**** EXCERPTED DATA

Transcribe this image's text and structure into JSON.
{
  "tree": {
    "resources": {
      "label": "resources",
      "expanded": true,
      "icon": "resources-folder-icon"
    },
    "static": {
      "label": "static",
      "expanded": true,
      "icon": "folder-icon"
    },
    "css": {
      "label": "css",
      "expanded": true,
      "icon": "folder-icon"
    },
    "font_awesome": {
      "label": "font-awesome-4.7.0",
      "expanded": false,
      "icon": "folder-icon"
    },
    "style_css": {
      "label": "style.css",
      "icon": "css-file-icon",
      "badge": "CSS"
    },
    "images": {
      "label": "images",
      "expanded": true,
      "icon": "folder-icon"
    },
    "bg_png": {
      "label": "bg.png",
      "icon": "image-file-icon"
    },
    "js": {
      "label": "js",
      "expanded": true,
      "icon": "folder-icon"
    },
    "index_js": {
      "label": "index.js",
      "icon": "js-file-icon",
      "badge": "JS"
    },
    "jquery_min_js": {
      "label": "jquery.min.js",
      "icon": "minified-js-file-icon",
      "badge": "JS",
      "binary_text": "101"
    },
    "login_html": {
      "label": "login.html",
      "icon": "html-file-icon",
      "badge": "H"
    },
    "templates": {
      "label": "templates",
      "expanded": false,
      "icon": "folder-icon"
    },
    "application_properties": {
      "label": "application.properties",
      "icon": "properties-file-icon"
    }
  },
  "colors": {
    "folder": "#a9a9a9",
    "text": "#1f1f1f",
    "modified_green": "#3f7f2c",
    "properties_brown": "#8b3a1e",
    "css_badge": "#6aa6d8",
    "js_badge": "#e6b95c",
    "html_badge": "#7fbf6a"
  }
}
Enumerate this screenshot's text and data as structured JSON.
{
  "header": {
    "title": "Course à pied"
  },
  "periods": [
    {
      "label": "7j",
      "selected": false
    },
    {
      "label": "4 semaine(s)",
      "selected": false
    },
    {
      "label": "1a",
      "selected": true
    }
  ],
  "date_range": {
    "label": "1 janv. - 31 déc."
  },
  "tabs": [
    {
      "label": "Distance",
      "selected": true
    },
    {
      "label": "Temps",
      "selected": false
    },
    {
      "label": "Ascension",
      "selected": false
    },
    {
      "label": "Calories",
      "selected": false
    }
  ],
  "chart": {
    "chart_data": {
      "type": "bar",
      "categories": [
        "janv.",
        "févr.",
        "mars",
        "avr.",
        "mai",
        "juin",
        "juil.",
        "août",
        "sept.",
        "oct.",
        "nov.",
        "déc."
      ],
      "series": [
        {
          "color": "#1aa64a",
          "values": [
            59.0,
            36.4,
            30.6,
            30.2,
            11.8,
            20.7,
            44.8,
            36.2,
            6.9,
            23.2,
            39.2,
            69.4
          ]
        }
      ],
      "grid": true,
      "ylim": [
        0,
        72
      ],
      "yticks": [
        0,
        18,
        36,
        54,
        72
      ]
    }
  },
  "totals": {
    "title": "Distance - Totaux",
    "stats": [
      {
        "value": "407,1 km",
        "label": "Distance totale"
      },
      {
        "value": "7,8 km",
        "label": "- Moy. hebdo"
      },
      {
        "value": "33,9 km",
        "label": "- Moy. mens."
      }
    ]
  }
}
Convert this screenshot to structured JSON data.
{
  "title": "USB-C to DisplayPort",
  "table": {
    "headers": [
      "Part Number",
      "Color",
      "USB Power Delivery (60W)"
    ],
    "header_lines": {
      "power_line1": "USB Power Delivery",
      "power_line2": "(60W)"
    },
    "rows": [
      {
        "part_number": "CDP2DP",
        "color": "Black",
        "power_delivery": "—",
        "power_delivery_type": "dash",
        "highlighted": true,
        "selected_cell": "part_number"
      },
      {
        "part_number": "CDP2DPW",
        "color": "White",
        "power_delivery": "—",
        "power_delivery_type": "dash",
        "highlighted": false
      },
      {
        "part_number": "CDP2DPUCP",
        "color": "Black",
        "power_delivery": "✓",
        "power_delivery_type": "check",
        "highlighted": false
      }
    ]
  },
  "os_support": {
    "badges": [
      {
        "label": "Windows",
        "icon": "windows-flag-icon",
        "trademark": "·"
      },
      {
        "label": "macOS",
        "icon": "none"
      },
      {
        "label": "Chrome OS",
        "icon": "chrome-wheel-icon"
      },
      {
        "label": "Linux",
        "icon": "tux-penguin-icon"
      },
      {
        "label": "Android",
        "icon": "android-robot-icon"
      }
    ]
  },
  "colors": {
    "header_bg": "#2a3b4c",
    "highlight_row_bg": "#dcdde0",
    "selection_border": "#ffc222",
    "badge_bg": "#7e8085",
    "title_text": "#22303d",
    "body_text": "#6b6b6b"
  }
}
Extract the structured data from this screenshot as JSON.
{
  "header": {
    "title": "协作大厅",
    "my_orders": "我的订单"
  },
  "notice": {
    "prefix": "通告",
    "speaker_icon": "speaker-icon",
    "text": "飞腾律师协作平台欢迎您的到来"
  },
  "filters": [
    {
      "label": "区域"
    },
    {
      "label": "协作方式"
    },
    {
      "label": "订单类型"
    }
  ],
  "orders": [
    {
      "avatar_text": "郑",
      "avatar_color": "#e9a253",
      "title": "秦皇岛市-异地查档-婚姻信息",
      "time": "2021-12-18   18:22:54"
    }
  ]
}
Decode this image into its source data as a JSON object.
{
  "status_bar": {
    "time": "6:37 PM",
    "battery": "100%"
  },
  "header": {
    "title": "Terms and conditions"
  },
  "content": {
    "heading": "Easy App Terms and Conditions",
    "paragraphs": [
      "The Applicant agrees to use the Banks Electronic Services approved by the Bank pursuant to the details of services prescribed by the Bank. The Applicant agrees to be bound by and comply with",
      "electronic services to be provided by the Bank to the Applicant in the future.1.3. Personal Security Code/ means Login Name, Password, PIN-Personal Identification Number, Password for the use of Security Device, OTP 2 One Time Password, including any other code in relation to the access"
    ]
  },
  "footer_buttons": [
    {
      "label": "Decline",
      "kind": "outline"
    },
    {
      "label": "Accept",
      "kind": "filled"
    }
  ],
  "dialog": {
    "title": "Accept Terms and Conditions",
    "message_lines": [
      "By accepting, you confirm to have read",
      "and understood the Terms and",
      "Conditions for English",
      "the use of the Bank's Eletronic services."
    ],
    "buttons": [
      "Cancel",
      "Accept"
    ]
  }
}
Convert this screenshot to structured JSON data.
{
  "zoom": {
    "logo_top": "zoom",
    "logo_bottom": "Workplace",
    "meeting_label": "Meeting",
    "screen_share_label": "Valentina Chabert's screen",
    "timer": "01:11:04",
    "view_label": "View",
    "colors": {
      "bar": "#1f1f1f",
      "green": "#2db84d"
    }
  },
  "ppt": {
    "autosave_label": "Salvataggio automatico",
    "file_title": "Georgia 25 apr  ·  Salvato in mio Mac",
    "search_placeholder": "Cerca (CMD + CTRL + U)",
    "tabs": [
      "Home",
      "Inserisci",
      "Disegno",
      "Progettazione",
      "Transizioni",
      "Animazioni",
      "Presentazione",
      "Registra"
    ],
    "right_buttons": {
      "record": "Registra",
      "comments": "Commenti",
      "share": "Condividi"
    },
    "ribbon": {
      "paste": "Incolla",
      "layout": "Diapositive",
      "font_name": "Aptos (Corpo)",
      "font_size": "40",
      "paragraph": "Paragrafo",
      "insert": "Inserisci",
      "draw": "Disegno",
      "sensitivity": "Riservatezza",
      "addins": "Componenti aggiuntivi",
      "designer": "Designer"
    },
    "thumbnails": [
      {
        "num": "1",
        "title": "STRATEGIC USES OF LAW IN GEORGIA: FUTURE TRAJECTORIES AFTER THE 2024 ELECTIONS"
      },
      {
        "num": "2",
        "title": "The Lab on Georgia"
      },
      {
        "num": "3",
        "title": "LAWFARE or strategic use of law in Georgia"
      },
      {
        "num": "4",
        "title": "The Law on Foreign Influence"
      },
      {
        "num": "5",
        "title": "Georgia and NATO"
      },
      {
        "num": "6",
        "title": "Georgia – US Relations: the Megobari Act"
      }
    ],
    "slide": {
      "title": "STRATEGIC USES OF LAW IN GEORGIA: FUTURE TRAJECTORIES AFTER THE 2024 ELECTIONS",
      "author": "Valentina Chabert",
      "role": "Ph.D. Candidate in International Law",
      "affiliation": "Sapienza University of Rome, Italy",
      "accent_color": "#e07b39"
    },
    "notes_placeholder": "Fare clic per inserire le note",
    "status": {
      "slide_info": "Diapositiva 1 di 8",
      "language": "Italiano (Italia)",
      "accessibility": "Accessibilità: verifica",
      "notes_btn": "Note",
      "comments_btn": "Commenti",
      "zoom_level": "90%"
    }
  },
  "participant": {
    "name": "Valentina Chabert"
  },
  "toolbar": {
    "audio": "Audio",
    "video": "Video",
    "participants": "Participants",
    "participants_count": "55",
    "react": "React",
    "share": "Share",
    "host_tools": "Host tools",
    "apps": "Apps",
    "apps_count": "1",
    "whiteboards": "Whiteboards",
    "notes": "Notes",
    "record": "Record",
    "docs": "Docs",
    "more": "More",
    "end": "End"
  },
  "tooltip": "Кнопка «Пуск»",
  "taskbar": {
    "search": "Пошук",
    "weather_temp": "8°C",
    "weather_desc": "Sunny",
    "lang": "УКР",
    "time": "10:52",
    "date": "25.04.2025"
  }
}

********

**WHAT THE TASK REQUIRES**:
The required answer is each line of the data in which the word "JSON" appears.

**RESULT OF THIS EXERCISE**:
Transcribe this image's text and structure into JSON.
Enumerate this screenshot's text and data as structured JSON.
Convert this screenshot to structured JSON data.
Extract the structured data from this screenshot as JSON.
Decode this image into its source data as a JSON object.
Convert this screenshot to structured JSON data.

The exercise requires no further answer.